  • The new website can be found at: https://sites.ed.gov/idea.
  • The Building the Legacy: IDEA 2004 site can still be found at: http://idea.ed.gov.
  • The Department of Education experienced latency issues across all ed.gov sites June 1-3. These latency issues caused links to timeout and documents to freeze. If you experience site delays, please let us know below.

The new and improved Individuals with Disabilities Education Act (IDEA) website has arrived! During the last two months, more than 130 of you have taken the time to offer thoughtful feedback as to what you would like to see in a revamped IDEA website. Thank you for your important and informative comments.

With your input driving the project, the new site has:

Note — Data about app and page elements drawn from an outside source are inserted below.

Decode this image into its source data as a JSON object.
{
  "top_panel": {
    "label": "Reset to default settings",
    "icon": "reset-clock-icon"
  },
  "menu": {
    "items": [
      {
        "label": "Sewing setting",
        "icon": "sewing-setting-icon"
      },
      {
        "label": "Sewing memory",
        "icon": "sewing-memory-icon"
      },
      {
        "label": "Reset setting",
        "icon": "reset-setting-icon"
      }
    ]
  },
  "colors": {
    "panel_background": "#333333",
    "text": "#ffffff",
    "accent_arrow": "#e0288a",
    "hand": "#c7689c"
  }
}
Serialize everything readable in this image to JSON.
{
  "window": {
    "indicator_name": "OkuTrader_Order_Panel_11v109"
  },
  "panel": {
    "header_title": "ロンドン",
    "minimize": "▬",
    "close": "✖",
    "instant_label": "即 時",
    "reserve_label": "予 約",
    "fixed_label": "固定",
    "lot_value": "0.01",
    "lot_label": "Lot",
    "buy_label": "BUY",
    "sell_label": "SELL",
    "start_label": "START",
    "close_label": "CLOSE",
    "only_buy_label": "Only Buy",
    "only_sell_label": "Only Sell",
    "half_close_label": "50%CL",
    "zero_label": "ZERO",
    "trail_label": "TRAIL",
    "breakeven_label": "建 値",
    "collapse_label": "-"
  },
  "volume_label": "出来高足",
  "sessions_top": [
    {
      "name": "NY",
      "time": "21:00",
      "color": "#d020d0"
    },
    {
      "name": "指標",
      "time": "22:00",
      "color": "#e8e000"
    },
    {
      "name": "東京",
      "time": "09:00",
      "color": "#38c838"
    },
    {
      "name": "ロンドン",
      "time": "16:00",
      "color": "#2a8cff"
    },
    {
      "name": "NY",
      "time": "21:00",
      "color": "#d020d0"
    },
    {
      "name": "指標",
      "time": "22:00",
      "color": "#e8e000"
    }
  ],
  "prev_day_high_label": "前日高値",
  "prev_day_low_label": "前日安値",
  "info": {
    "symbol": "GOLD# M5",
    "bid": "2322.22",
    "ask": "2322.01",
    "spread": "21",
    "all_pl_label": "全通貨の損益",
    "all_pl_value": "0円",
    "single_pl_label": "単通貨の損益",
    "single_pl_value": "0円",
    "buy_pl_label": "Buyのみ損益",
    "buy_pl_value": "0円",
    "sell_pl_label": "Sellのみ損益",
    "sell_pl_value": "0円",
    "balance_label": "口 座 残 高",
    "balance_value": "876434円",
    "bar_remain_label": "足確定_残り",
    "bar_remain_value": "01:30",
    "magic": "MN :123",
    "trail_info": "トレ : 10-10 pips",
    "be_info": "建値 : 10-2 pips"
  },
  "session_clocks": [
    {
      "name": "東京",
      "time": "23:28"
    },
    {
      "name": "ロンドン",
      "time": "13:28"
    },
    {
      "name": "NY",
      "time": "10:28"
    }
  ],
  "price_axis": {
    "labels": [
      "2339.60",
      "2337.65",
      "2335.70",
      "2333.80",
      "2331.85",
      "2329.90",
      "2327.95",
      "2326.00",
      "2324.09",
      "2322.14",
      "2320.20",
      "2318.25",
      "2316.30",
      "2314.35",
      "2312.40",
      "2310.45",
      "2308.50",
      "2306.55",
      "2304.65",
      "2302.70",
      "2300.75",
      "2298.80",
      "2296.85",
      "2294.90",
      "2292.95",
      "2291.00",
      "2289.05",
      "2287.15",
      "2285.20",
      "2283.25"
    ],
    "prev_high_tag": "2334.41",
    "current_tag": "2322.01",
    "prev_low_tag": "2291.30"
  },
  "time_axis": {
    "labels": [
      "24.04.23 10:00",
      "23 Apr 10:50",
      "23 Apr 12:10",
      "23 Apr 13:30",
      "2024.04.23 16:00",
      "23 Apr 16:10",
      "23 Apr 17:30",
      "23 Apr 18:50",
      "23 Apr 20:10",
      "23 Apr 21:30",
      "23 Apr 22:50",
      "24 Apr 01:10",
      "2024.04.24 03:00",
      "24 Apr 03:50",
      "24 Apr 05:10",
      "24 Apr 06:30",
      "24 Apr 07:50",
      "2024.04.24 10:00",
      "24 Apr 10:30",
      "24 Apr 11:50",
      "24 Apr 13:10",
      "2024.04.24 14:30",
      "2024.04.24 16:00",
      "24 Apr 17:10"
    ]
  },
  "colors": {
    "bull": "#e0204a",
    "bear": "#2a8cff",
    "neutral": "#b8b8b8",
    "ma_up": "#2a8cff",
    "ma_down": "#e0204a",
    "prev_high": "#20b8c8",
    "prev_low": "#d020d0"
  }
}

  • Improved Site Navigation and Design
    You asked for a visually-appealing, easier-to-use site that reduces the number of clicks it takes to get you where you need to be. We’ve updated the design and worked to simplify the site’s interface to make locating information more intuitive to the user.
  • Expanded Search Options
    You asked that we keep the statute and regulation search capabilities from the Building the Legacy: IDEA 2004 site but also include a policy document search. We kept the search capabilities, but we updated the search to reflect the most recent statute and regulations. As many of you requested, the search also includes policy documents, such as Dear Colleague letters, OSEP memos, FAQs and policy letters.
  • Resources for Specific Audiences
    You asked that we highlight resources specific to various IDEA stakeholder groups. We’ve created resource pages specific to parents/families, educators/service providers, and grantees. For non-English speakers, we created a Language Support page that links to one of our grantee’s resources in Spanish, and we’ve provided additional information about the Department’s language assistance, which is offered in more than 170 languages.
  • Expanded Content with Streamlined Resources
    You asked that we expand content and streamline the site’s resources covering IDEA and other federal agency-related initiatives. We expanded our Topic Areas page to include more topics with updated information and links to reflect Department and Federal resources as well as resources from the Office of Special Education Programs-funded grantees. We’ve provided links to existing IDEA-related data reports, State Performance Plans/Annual Performance Reports and grant award letters. We’ve highlighted laws and resources related to individuals with disabilities that are under the jurisdiction of other Departments and Federal agencies. We’ve pulled together a list of frequently-used acronyms and terms.

Relevant content from the Legacy site has transitioned to the new IDEA site and the Legacy site will remain online while we continue to refine the new IDEA site.

We would like to get your feedback on the new IDEA website as we continue to develop and enhance the content and functionality.

Your feedback on the site is essential for helping us improve the Department’s online resources as part of our commitment to ensure that infants, toddlers, children and youth with disabilities and their families have the supports and services guaranteed under the IDEA.

View new IDEA Website